*** INPUT FOR THIS TASK Section Begins ***

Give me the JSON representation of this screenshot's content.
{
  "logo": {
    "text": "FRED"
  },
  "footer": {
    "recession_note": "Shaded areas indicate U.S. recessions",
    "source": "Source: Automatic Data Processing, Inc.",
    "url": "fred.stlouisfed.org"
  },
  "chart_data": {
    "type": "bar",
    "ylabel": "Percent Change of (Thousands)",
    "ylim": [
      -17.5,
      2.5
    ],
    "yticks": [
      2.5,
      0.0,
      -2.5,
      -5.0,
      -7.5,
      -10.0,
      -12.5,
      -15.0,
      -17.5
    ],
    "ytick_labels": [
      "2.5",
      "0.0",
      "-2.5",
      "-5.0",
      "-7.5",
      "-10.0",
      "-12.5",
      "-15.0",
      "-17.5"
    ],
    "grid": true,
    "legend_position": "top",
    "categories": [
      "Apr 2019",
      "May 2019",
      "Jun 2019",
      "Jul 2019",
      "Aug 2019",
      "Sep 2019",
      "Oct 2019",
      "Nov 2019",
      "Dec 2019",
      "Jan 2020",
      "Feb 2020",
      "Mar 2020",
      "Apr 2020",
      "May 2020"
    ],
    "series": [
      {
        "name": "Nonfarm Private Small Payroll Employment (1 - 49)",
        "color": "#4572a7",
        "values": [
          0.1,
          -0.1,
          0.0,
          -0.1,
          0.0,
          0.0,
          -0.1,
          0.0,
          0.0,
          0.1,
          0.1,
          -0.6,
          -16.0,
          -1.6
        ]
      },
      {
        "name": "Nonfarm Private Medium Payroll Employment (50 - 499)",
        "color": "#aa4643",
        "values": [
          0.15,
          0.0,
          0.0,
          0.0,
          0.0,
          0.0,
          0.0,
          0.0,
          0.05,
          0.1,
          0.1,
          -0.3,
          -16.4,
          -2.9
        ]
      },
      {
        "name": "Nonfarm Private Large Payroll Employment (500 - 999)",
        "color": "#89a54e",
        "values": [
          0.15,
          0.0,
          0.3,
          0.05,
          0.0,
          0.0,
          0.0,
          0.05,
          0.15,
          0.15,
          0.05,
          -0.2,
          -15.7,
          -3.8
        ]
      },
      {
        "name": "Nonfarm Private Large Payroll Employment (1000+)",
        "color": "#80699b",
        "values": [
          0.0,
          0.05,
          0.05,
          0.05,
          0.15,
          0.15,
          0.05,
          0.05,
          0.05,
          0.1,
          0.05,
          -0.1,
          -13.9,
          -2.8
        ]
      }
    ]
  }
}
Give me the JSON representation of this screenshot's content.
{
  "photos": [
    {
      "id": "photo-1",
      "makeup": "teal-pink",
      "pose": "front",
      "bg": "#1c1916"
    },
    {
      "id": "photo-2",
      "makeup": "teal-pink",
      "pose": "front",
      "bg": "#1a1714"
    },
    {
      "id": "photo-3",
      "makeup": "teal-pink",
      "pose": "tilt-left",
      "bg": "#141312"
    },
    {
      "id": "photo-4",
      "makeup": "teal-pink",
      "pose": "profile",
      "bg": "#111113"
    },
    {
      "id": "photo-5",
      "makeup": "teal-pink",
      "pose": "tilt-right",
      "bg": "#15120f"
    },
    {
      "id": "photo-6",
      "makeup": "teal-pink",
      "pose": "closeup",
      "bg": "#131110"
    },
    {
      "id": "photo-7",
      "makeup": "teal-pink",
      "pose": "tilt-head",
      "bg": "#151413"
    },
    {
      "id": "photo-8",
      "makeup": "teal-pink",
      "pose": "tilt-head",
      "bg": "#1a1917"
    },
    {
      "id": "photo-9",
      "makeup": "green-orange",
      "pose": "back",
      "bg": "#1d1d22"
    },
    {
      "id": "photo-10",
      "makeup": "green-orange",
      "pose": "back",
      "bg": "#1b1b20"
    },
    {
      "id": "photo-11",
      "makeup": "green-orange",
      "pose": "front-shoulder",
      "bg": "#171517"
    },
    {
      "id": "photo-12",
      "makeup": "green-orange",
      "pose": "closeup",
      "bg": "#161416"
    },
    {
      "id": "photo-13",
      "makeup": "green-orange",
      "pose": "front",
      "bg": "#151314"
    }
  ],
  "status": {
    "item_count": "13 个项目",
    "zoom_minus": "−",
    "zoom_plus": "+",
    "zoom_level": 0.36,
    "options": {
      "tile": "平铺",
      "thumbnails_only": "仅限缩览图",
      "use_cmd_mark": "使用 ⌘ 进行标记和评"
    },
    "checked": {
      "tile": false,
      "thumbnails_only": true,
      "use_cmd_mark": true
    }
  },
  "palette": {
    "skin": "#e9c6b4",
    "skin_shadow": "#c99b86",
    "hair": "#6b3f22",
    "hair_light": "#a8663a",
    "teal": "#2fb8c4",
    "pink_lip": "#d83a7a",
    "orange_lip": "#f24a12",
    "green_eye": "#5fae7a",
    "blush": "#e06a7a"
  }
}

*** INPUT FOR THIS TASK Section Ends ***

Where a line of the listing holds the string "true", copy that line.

■ **ANSWER SECTION**:
    "grid": true,
      "thumbnails_only": true,
      "use_cmd_mark": true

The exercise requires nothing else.